┌──

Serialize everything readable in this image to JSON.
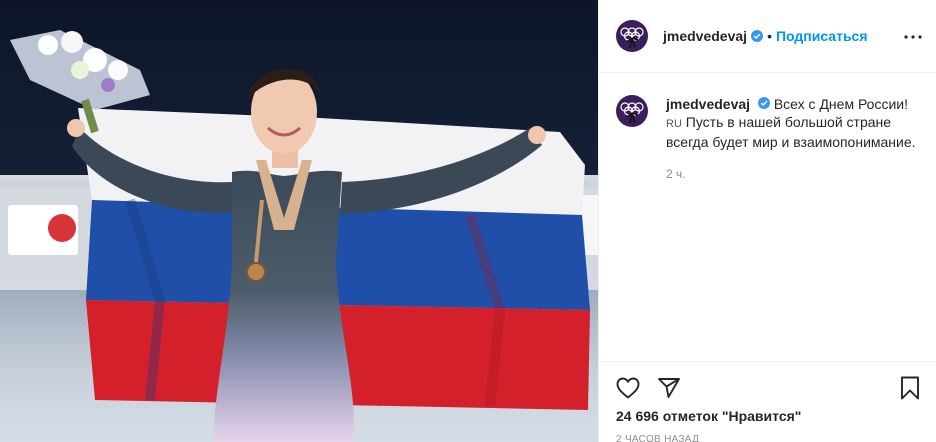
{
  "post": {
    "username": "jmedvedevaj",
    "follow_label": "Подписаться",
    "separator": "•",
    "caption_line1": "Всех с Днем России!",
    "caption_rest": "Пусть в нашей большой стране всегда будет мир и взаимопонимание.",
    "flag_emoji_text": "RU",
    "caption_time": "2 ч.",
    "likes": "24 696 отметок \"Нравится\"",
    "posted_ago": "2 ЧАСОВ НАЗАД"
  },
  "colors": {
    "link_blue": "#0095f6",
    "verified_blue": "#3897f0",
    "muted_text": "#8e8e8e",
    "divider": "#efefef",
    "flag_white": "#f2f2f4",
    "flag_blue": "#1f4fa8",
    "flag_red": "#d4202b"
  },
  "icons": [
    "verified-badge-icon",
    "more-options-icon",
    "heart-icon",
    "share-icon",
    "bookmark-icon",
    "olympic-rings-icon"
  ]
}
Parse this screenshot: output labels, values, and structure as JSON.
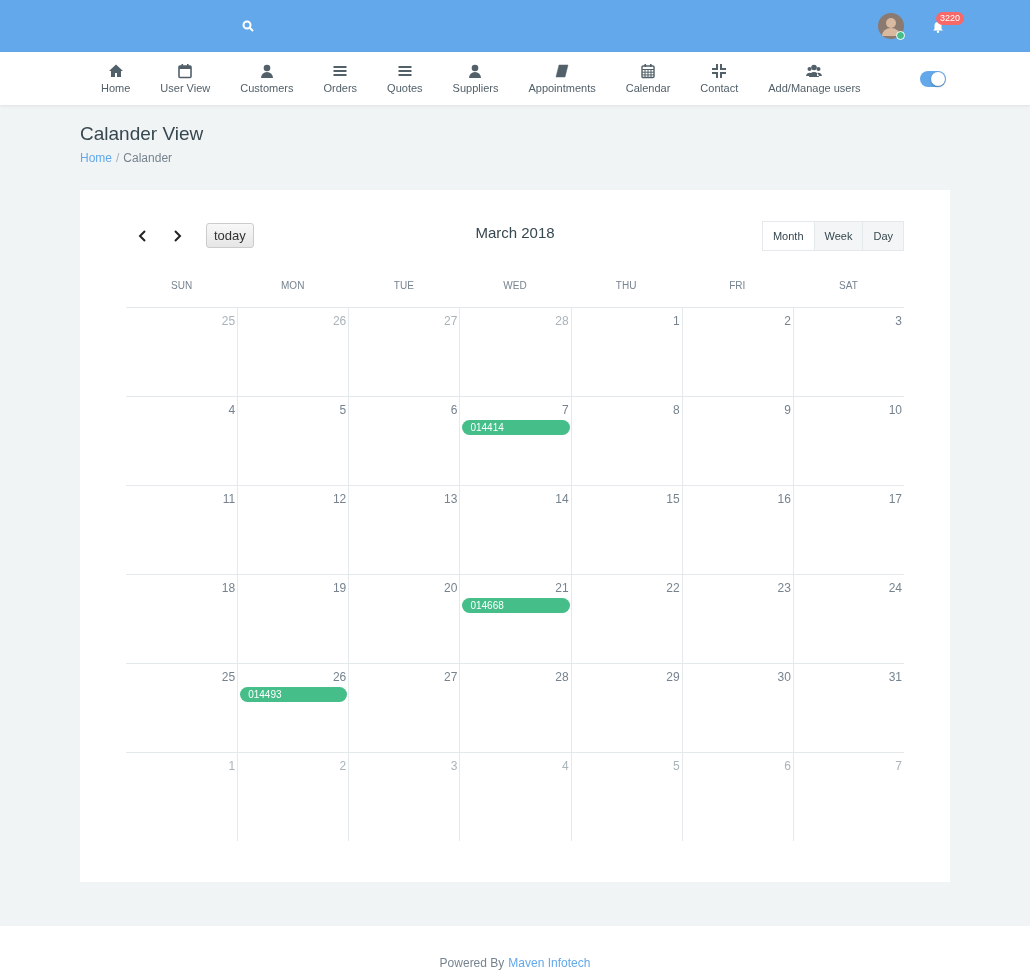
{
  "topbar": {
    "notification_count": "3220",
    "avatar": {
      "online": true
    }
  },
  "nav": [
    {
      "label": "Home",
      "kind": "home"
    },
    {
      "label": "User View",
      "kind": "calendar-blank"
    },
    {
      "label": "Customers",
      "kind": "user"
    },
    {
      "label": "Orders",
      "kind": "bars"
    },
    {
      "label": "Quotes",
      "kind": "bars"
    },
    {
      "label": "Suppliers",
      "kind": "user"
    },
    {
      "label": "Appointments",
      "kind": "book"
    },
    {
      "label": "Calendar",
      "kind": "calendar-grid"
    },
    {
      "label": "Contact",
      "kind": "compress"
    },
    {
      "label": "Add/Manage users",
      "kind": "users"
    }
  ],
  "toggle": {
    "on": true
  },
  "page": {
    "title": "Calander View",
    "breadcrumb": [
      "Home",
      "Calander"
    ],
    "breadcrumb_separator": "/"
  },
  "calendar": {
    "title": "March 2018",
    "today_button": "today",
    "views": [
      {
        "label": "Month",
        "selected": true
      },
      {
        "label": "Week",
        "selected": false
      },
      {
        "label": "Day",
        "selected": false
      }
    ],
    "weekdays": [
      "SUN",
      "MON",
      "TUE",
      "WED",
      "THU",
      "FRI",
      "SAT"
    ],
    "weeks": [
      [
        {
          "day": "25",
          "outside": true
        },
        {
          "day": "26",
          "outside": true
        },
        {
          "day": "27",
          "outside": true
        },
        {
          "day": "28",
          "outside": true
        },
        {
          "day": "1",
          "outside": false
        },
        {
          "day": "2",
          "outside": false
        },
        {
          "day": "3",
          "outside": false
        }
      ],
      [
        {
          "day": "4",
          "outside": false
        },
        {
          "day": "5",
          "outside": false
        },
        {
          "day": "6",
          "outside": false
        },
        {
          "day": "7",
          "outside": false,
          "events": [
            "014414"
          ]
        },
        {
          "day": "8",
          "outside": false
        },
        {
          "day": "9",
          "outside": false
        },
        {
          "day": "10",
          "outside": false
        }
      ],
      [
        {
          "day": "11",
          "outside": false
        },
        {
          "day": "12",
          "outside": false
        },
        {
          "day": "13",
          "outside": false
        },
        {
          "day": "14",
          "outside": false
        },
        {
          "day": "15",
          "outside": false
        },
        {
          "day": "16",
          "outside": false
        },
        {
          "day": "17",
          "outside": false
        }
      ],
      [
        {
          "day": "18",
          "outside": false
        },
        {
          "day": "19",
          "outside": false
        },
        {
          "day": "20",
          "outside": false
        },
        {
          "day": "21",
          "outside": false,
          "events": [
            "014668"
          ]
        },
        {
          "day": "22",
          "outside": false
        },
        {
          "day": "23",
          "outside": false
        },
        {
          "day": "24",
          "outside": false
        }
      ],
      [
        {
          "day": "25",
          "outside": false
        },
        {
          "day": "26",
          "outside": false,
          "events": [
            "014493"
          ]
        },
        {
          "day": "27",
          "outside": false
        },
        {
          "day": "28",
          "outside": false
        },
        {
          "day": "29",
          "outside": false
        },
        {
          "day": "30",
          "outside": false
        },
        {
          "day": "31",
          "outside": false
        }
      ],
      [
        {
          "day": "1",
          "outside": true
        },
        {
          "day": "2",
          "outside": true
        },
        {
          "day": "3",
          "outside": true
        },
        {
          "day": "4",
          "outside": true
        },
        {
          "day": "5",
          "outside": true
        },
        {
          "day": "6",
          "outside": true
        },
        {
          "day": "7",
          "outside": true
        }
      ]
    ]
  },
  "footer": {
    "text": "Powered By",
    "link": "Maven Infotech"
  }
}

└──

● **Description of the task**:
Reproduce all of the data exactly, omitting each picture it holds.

● **Exercise answer**:
Serialize everything readable in this image to JSON.
{
  "post": {
    "username": "jmedvedevaj",
    "follow_label": "Подписаться",
    "separator": "•",
    "caption_line1": "Всех с Днем России!",
    "caption_rest": "Пусть в нашей большой стране всегда будет мир и взаимопонимание.",
    "flag_emoji_text": "RU",
    "caption_time": "2 ч.",
    "likes": "24 696 отметок \"Нравится\"",
    "posted_ago": "2 ЧАСОВ НАЗАД"
  },
  "colors": {
    "link_blue": "#0095f6",
    "verified_blue": "#3897f0",
    "muted_text": "#8e8e8e",
    "divider": "#efefef",
    "flag_white": "#f2f2f4",
    "flag_blue": "#1f4fa8",
    "flag_red": "#d4202b"
  },
  "icons": [
    "verified-badge-icon",
    "more-options-icon",
    "heart-icon",
    "share-icon",
    "bookmark-icon",
    "olympic-rings-icon"
  ]
}
Parse this screenshot: output labels, values, and structure as JSON.
{
  "topbar": {
    "notification_count": "3220",
    "avatar": {
      "online": true
    }
  },
  "nav": [
    {
      "label": "Home",
      "kind": "home"
    },
    {
      "label": "User View",
      "kind": "calendar-blank"
    },
    {
      "label": "Customers",
      "kind": "user"
    },
    {
      "label": "Orders",
      "kind": "bars"
    },
    {
      "label": "Quotes",
      "kind": "bars"
    },
    {
      "label": "Suppliers",
      "kind": "user"
    },
    {
      "label": "Appointments",
      "kind": "book"
    },
    {
      "label": "Calendar",
      "kind": "calendar-grid"
    },
    {
      "label": "Contact",
      "kind": "compress"
    },
    {
      "label": "Add/Manage users",
      "kind": "users"
    }
  ],
  "toggle": {
    "on": true
  },
  "page": {
    "title": "Calander View",
    "breadcrumb": [
      "Home",
      "Calander"
    ],
    "breadcrumb_separator": "/"
  },
  "calendar": {
    "title": "March 2018",
    "today_button": "today",
    "views": [
      {
        "label": "Month",
        "selected": true
      },
      {
        "label": "Week",
        "selected": false
      },
      {
        "label": "Day",
        "selected": false
      }
    ],
    "weekdays": [
      "SUN",
      "MON",
      "TUE",
      "WED",
      "THU",
      "FRI",
      "SAT"
    ],
    "weeks": [
      [
        {
          "day": "25",
          "outside": true
        },
        {
          "day": "26",
          "outside": true
        },
        {
          "day": "27",
          "outside": true
        },
        {
          "day": "28",
          "outside": true
        },
        {
          "day": "1",
          "outside": false
        },
        {
          "day": "2",
          "outside": false
        },
        {
          "day": "3",
          "outside": false
        }
      ],
      [
        {
          "day": "4",
          "outside": false
        },
        {
          "day": "5",
          "outside": false
        },
        {
          "day": "6",
          "outside": false
        },
        {
          "day": "7",
          "outside": false,
          "events": [
            "014414"
          ]
        },
        {
          "day": "8",
          "outside": false
        },
        {
          "day": "9",
          "outside": false
        },
        {
          "day": "10",
          "outside": false
        }
      ],
      [
        {
          "day": "11",
          "outside": false
        },
        {
          "day": "12",
          "outside": false
        },
        {
          "day": "13",
          "outside": false
        },
        {
          "day": "14",
          "outside": false
        },
        {
          "day": "15",
          "outside": false
        },
        {
          "day": "16",
          "outside": false
        },
        {
          "day": "17",
          "outside": false
        }
      ],
      [
        {
          "day": "18",
          "outside": false
        },
        {
          "day": "19",
          "outside": false
        },
        {
          "day": "20",
          "outside": false
        },
        {
          "day": "21",
          "outside": false,
          "events": [
            "014668"
          ]
        },
        {
          "day": "22",
          "outside": false
        },
        {
          "day": "23",
          "outside": false
        },
        {
          "day": "24",
          "outside": false
        }
      ],
      [
        {
          "day": "25",
          "outside": false
        },
        {
          "day": "26",
          "outside": false,
          "events": [
            "014493"
          ]
        },
        {
          "day": "27",
          "outside": false
        },
        {
          "day": "28",
          "outside": false
        },
        {
          "day": "29",
          "outside": false
        },
        {
          "day": "30",
          "outside": false
        },
        {
          "day": "31",
          "outside": false
        }
      ],
      [
        {
          "day": "1",
          "outside": true
        },
        {
          "day": "2",
          "outside": true
        },
        {
          "day": "3",
          "outside": true
        },
        {
          "day": "4",
          "outside": true
        },
        {
          "day": "5",
          "outside": true
        },
        {
          "day": "6",
          "outside": true
        },
        {
          "day": "7",
          "outside": true
        }
      ]
    ]
  },
  "footer": {
    "text": "Powered By",
    "link": "Maven Infotech"
  }
}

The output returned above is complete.